8/28/14 The study of fruit fly brains is popular with many neuromodulation laboratories because the fruit fly has fewer neuro connections than a human brain, thus enabling the understanding of the human brain on a much smaller scale. This study was conducted at the University of Sheffield’s Department of Biomedical Science. The study resulted in gained knowledge of the flies’ inner and outer receptors and how color and motion signals interact in the brain. The holding fixture that properly fixated the fruit fly brain for imagery was designed and fabricated at MES to satisfy a solution for measuring the brain’s response to motion.

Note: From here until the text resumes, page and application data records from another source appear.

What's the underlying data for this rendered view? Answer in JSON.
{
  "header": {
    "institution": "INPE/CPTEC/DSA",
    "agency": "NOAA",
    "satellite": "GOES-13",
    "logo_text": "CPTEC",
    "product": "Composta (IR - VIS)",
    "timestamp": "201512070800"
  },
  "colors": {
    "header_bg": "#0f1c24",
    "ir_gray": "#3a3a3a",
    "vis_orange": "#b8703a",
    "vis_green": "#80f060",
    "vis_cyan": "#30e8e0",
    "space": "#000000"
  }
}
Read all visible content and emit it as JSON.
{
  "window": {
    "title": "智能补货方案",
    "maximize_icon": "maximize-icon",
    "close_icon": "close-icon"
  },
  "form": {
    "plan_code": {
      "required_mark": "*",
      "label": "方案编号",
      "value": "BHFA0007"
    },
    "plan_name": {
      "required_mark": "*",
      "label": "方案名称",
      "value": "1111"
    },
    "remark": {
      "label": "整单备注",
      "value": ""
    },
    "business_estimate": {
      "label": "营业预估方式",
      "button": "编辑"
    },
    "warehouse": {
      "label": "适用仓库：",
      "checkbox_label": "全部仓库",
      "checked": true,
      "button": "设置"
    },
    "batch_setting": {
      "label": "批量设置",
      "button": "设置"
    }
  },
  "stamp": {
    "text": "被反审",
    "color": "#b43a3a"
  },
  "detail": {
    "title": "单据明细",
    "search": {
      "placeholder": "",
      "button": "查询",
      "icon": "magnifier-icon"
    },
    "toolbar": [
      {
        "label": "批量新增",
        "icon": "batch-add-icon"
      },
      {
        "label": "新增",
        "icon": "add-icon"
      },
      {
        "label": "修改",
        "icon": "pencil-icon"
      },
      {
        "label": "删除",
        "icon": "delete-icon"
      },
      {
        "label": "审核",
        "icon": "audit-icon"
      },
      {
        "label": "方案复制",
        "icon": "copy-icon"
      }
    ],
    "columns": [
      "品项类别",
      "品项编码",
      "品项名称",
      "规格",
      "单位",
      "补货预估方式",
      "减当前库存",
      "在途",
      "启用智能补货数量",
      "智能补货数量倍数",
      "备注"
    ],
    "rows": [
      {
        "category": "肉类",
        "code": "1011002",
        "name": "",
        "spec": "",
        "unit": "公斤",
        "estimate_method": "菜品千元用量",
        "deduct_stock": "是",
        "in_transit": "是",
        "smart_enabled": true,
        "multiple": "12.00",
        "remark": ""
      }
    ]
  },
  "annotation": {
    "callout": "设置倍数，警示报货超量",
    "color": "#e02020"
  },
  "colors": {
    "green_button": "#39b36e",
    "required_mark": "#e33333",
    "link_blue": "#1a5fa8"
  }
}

The results show that fly brain uses inputs from photoreceptors that are sensitive to different colors to improve its motion perception. The neural networks, at a microscopic level, are very similar between fruit flies and humans, which makes it easier to study brain processes. Medical and drug delivery devices require micro fabrication technology to advance their research and to gain an understanding of how the human brain and other organs function.